Going back to the small breeds for a moment, the pug is a great choice for an emotional support dog if you don’t want a lot of floofy hair everywhere. If frou-frou isn’t your type, but you need a smaller dog that can be carried if necessary, the pug is your answer. These little guys are absolute characters, with funny personalities that make them easy to smile at. They are very energetic, which can be very helpful for someone with depression, for example – being forced to get up and move can be helpful in managing symptoms.
Pugs are also very devoted. For someone who feels as though everyone always gives up on them, a pug will prove them wrong. These dogs are going to wake up every day and stick by your side no matter what. They are natural people pleasers, and they are good with children and the elderly as well. They are also very charismatic, if a dog can be such a thing. By that, I mean that they tend to be very good at convincing someone to smile, play, or brighten up just a bit. Perhaps it’s their mixture of energy, friendliness, and stubborn “stick-with-it-ness”.
(7) Bichon Frise
Another small dog, the Bichon Frise is a classic choice for elderly owners. In fact, if you head to an assisted living community, I have no doubt you’ll run into one or two of these dogs. They were bred as companion dogs, and are typically considered great for elderly owners who suffer from loneliness and depression. The Bichon Frise likes to be at the center of attention with its owner, so a person who wants to fuss over “their baby”, cuddle with a cute little fluff ball, and generally get wrapped up in their dog, will find that this breed is ideal.
However, there is more than meets the eye here. The Bichon Frise is a surprisingly smart and trainable dog. In fact, recently these dogs have begun to shine as hearing assistance dogs, and are especially known for being steadfast companions. They are also hypoallergenic, which is another great thing for elderly owners, and they manage to balance lots of fun energy with gentle behavior. They are easy to carry around as well.
Now, I’m specifically talking about the standard poodle here, but this also applies to the mini and toy versions. Poodles are a lot like Bichon Frise, with the added factor of having very dignified personalities. This can be both amusing and inspiring for those who suffer from anxiety. A poodle will definitely remind you that you can be fabulous no matter what!

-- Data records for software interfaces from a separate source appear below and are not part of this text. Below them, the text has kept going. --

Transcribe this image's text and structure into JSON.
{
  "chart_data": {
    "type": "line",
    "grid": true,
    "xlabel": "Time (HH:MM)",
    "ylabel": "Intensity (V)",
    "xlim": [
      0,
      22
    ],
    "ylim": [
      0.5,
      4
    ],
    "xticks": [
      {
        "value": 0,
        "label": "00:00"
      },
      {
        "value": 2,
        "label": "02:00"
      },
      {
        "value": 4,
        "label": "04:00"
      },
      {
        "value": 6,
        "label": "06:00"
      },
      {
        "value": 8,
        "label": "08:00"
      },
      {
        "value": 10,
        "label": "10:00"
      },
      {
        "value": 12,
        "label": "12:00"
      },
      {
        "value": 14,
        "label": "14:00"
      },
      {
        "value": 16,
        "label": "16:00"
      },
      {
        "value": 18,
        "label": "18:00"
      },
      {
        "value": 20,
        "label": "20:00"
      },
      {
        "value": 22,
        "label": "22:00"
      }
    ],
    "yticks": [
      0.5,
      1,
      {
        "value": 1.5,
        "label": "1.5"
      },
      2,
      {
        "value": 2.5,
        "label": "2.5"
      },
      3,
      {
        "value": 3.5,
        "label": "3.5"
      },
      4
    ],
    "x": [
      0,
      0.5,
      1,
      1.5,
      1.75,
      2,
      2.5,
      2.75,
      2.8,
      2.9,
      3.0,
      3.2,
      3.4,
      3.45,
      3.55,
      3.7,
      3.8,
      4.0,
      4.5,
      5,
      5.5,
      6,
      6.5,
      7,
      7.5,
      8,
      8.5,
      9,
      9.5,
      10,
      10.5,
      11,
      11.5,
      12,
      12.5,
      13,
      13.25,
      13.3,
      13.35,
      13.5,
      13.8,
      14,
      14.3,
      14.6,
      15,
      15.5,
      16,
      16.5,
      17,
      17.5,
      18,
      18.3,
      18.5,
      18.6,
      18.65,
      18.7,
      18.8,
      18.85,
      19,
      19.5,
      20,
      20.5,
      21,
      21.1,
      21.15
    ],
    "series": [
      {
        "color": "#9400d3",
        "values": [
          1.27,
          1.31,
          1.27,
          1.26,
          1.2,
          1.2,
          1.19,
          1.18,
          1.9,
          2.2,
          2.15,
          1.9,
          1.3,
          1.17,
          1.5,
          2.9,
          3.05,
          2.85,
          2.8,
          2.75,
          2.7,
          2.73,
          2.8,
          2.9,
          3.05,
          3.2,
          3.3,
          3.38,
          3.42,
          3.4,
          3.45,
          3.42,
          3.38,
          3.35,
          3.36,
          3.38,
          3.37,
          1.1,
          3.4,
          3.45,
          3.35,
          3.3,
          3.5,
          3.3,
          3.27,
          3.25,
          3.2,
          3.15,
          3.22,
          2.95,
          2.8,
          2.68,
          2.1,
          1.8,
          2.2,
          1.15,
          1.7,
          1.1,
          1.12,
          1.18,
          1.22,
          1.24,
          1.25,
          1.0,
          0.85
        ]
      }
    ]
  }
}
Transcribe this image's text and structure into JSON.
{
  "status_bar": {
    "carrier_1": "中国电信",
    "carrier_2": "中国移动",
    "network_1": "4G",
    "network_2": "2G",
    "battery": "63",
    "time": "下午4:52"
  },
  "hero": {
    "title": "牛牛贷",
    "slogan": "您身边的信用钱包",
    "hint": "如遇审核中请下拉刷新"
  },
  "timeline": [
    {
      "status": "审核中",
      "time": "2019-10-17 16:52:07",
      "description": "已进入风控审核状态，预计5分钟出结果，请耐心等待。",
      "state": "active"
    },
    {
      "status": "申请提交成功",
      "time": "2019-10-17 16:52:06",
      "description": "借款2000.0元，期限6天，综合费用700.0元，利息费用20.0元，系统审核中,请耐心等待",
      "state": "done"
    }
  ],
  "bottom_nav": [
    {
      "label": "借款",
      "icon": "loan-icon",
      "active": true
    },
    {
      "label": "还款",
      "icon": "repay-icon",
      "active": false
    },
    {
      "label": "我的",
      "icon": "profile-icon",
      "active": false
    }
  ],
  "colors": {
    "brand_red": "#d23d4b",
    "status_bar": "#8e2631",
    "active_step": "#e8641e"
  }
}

This breed might surprise you, considering how high strung they can be, but if you take the time to bond with a Greyhound, you’ll find that this breed is actually great for an anxious owner. They tend to be very laidback couch potatoes, perfect for someone who needs the reminder to relax, and they are very affectionate with their owners. They are also brilliant and trainable dogs and can encourage an owner to get out for some exercise on a regular basis. Their shy-yet-lovable natures can make an anxious owner feel as though they’ve found a kindred spirit, and that connection can often be just the thing for helping with general anxiety.
These nine dog breeds are perfect for starting your search for the ideal emotional support dog. If you or someone you know suffers from anxiety, depression, PTSD, or another emotional disorder, consider how the routine, affection, exercise, and companionship that a dog can offer may help with feeling a bit more balanced and on control.